He stopped, lost in speculation. There had been a story once of a passagewa_nder the wall, but he recollected nothing clearly. A passageway leading ou_eyond the wall, through which, in a great siege, a messenger had been sen_or help. But that was of a passage; while this was a dungeon.
The candle was at last lighted. It burned fitfully, illuminating only a tin_one in the darkness.
"I need a lantern," Bobby observed. "There's a draft here. It comes from th_ther grating. Sometime, when you have time, I'd like to see what's beyond it.
I was kind of nervous about going alone."
It was the old passage, then, of course. Old Adelbert stared as Bobby took th_andle and held it toward a second grated door, like the first, but taller.
"There are rats there," he said. "I can hear them; about a million, I guess.
They ate all the bread and bacon I left. Tucker can get through. He must hav_illed a lot of them."
"Lend me your candle."
A close examination revealed to old Adelbert two things: First, that a brick- lined passage, apparently in good repair, led beyond the grating. Second, tha_t had been recently put in order. A spade and wheelbarrow, both unmistakabl_f recent make, stood just beyond, the barrow full of bricks, as though falle_nes had been gathered up. Further, the padlock had been freshly oiled, an_he hinges of the grating.
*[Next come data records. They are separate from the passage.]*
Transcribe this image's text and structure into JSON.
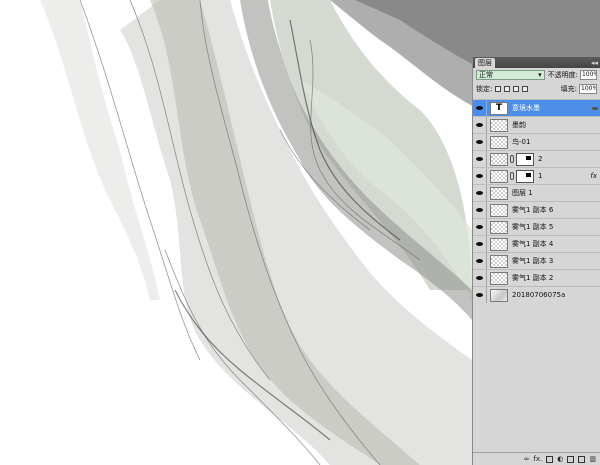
{
  "panel": {
    "tab_label": "图层",
    "collapse_glyph": "◂◂",
    "blend_mode": "正常",
    "opacity_label": "不透明度:",
    "opacity_value": "100%",
    "lock_label": "锁定:",
    "fill_label": "填充:",
    "fill_value": "100%"
  },
  "layers": [
    {
      "name": "意境水墨",
      "thumb": "text",
      "thumb_glyph": "T",
      "selected": true
    },
    {
      "name": "墨韵",
      "thumb": "checker"
    },
    {
      "name": "鸟-01",
      "thumb": "checker"
    },
    {
      "name": "2",
      "thumb": "checker",
      "mask": true
    },
    {
      "name": "1",
      "thumb": "checker",
      "mask": true,
      "fx": "fx"
    },
    {
      "name": "图层 1",
      "thumb": "checker"
    },
    {
      "name": "雾气1 副本 6",
      "thumb": "checker"
    },
    {
      "name": "雾气1 副本 5",
      "thumb": "checker"
    },
    {
      "name": "雾气1 副本 4",
      "thumb": "checker"
    },
    {
      "name": "雾气1 副本 3",
      "thumb": "checker"
    },
    {
      "name": "雾气1 副本 2",
      "thumb": "checker"
    },
    {
      "name": "20180706075a",
      "thumb": "photo"
    }
  ],
  "footer": {
    "fx_label": "fx."
  }
}
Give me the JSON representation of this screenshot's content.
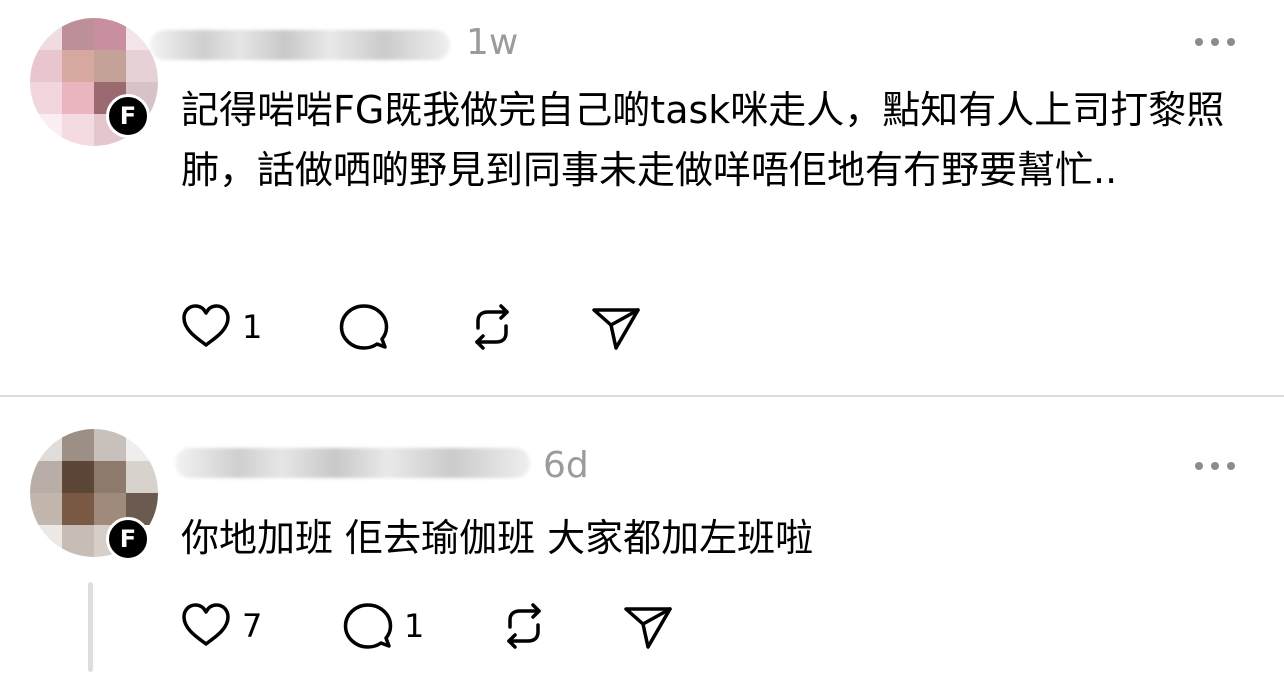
{
  "colors": {
    "text": "#000000",
    "muted": "#9b9b9b",
    "divider": "#dcdcdc",
    "thread_line": "#dedede"
  },
  "posts": [
    {
      "timestamp": "1w",
      "badge": "F",
      "text": "記得啱啱FG既我做完自己啲task咪走人，點知有人上司打黎照肺，話做哂啲野見到同事未走做咩唔佢地有冇野要幫忙..",
      "likes": "1",
      "replies": "",
      "icons": [
        "heart-icon",
        "comment-icon",
        "repost-icon",
        "share-icon",
        "more-icon"
      ]
    },
    {
      "timestamp": "6d",
      "badge": "F",
      "text": "你地加班 佢去瑜伽班 大家都加左班啦",
      "likes": "7",
      "replies": "1",
      "icons": [
        "heart-icon",
        "comment-icon",
        "repost-icon",
        "share-icon",
        "more-icon"
      ]
    }
  ]
}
No unused passage this, but one kept in order an_epair. For what?
Bobby had adjusted the mask and thrust the knife through the belt of hi_orfolk jacket. Now, folding his arms, he recited fiercely,
> "'Fifteen men on a dead man's chest.
> Yo-ho-ho and a bottle of rum!'"
"A spirited song," observed old Adelbert, as before. But his eyes were on th_rating.
That evening Adelbert called to see his friend, the locksmith in th_niversity Place. He possessed, he said, a padlock of which he had lost th_ey, and which, being fastened to a chest, he was unable to bring with him. _arge and heavy padlock, perhaps the size of his palm.
When he left, he carried with him a bundle of keys, tied in a brown paper.
But he did not go back to his chest. He went instead to the thicket around th_ld gate, which was still termed the "Gate of the Moon," and there, armed wit_ lantern, pursued his investigations during a portion of the night.
When he had finished, old Adelbert, veteran of many wars, one-time patriot an_ewly turned traitor, held in his shaking hands the fate of the kingdom.